(It’s tough not to think of Gary Bettman’s own comments about hockey fans, even if Stamkos probably wasn’t aiming at that.)
Stamkos’ team will take on P.K. Subban’s squad at the Mattamy Athletic Centre in Toronto at 7 p.m. ET that day.
The event will feature more than 30 players, with other headliners including Phil Kessel, Dion Phaneuf, James Neal, Logan Couture, Niklas Kronwall and Tomas Kaberle.
Players are looking to contribute to the NHLPA Goals & Dreams fund, which strives to give children the chance to play hockey by making equipment and resources more easily available.
The Avalanche will be throwing a bunch of different looks at us this season.
Having already released specialized “Mile High” jerseys for February’s Stadium Series game, the Avs unveiled new third sweaters on Friday — less than 24 hours after a bitter 5-4 home loss to Minnesota in their season opener.
(Guess Colorado wanted to send out some good vibes after blowing a 4-1 third-period lead.)
While undoubtedly exciting for the organization, the release of these new thirds isn’t taking anybody by surprise.

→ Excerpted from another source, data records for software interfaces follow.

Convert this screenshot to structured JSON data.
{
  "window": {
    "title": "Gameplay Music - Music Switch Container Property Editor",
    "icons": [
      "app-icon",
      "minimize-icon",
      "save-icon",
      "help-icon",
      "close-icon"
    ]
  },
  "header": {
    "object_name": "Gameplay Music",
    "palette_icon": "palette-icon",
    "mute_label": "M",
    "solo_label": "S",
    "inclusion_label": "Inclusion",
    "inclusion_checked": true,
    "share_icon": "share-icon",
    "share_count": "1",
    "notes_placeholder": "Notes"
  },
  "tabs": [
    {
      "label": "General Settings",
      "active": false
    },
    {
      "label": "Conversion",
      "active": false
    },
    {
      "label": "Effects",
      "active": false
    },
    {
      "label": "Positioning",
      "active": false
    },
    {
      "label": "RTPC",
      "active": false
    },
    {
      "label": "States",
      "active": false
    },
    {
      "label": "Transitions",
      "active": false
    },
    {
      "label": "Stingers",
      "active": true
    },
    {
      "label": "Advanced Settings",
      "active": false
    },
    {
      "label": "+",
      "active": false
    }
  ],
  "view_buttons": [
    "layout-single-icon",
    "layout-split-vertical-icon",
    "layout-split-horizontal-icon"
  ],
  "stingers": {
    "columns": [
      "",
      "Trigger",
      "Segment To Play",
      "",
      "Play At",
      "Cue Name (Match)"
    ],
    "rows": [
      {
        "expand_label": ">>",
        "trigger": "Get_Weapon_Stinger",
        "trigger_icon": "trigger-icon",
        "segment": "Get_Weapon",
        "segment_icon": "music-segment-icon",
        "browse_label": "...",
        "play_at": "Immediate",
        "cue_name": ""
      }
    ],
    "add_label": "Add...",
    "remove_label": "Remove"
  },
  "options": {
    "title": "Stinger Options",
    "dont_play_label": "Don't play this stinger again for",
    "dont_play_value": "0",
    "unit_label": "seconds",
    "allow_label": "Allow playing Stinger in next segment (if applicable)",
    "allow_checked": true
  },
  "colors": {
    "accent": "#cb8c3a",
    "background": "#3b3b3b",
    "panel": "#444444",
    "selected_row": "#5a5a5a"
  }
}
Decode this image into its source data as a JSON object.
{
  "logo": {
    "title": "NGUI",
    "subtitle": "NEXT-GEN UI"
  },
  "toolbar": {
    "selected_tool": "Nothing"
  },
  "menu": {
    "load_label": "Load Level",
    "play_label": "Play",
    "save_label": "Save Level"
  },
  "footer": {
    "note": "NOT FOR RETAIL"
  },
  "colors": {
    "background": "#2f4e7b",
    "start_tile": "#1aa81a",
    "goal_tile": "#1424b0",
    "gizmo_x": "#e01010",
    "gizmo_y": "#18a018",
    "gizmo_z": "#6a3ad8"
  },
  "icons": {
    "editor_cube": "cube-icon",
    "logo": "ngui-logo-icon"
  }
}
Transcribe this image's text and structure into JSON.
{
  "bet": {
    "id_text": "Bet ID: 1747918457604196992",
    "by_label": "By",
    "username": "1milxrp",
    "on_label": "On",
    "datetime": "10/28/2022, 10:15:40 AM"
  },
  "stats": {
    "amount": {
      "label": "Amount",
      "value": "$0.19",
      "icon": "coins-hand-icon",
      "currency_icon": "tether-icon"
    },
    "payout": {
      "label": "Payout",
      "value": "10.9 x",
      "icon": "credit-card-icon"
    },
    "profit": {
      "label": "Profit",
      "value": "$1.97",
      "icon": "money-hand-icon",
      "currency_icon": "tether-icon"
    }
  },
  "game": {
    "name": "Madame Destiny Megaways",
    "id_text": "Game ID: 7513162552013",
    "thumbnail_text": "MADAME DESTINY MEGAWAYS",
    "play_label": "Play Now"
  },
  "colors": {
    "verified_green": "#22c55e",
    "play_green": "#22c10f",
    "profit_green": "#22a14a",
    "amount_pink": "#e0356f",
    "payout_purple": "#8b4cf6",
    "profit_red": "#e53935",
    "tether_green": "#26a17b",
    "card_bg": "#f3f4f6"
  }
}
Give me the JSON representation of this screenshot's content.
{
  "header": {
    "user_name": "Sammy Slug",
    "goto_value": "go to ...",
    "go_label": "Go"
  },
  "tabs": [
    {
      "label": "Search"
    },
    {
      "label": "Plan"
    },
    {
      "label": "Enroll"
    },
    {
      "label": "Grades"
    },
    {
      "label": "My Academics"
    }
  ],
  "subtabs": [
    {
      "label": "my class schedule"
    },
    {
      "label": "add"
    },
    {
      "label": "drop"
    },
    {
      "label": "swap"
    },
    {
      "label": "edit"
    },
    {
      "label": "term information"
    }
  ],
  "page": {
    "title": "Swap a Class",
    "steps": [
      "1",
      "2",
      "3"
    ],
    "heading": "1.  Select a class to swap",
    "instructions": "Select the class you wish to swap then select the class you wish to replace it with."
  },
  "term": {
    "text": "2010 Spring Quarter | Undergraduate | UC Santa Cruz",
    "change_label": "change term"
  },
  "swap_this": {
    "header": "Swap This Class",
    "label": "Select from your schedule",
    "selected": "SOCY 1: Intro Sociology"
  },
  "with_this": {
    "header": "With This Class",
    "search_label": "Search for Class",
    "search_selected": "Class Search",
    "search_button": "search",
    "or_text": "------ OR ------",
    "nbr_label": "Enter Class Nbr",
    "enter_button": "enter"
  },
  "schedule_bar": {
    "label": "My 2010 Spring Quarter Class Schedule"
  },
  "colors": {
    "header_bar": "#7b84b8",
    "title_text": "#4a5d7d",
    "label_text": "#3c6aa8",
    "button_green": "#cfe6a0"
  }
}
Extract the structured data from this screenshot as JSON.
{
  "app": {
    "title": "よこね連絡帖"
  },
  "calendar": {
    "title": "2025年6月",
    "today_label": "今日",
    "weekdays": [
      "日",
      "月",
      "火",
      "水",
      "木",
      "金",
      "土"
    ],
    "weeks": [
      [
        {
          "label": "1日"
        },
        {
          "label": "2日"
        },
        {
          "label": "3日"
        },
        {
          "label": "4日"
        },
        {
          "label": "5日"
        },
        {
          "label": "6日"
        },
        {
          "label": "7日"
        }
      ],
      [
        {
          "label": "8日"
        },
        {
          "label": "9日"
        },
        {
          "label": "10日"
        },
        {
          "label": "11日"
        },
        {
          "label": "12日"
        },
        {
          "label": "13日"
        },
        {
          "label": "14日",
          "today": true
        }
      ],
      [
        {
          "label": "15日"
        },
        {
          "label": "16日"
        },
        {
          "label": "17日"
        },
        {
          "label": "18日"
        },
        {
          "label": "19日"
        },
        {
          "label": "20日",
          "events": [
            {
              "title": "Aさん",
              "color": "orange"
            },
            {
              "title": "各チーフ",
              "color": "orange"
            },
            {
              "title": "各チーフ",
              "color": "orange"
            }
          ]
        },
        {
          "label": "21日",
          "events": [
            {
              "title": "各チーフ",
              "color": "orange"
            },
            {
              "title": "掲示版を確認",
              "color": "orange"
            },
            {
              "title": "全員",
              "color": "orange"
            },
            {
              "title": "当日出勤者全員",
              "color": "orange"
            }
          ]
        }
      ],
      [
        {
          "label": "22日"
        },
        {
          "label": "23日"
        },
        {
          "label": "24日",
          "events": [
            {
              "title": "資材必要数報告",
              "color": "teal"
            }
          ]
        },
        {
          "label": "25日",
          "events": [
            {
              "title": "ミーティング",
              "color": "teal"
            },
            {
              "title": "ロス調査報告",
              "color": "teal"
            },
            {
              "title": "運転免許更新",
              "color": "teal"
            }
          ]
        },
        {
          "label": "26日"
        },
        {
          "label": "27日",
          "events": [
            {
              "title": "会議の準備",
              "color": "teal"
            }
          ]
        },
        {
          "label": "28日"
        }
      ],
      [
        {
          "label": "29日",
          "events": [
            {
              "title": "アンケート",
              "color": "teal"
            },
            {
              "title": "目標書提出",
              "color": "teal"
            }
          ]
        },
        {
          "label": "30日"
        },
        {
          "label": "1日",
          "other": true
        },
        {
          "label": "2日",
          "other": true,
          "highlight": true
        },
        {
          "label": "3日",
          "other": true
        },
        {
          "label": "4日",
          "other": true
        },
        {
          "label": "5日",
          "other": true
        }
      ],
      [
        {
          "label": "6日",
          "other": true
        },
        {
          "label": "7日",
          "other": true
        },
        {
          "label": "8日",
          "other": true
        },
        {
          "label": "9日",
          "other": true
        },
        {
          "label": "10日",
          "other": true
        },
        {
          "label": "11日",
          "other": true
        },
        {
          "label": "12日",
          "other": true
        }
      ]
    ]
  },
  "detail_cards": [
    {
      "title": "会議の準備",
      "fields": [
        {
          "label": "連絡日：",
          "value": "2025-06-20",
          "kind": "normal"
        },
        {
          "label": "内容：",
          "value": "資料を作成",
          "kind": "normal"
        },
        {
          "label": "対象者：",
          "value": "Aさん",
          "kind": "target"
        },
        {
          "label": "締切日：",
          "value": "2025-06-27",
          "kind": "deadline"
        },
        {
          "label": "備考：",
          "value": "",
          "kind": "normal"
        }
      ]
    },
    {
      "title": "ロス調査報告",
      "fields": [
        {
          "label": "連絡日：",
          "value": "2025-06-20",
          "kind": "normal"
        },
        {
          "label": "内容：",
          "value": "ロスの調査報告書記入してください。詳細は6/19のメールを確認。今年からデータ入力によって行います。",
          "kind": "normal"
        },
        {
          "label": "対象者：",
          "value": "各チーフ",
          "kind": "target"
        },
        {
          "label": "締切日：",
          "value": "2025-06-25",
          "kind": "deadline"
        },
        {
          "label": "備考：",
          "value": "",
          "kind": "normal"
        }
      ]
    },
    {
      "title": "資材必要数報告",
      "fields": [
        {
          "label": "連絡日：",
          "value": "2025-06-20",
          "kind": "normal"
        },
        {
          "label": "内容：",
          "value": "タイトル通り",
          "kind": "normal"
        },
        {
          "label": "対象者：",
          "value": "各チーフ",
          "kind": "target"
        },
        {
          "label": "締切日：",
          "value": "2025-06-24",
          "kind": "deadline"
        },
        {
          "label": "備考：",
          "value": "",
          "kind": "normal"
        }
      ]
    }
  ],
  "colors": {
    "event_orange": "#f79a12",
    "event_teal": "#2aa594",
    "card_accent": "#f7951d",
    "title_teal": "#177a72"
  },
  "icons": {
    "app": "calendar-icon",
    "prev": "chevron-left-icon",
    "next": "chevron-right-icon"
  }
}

Last month, several websites published leaked images of Colorado’s and Anaheim’s third jerseys, so the design has been in the public eye for several weeks.
The Avs will debut these new thirds on Oct. 24, in a Saturday night tilt against Columbus.
Related: Roy explains why he didn’t call time out
Hey, remember in June when the NHLPA voted to keep the five-percent growth factor in spite of increasing worries about escrow?
Well, here’s why that decision was a significant one, via TSN’s Frank Seravalli:
With early revenue projections in place, the NHL and NHLPA set the escrow withholding rate for players at 16 per cent for the first quarter of the season on Thursday.
That means every player will have 16 per cent of earnings deducted from their paycheque and put aside until after all of this season’s hockey-related revenue is counted to ensure a perfect 50-50 revenue split with owners.
Now, this doesn’t mean that the players will definitely lose 16 percent of their salaries. Typically, they receive refunds when all the accounting is done.
Still, 16 percent is a good-sized chunk to withhold. They won’t be thrilled about it.
Related: To understand escrow, consider Duncan Keith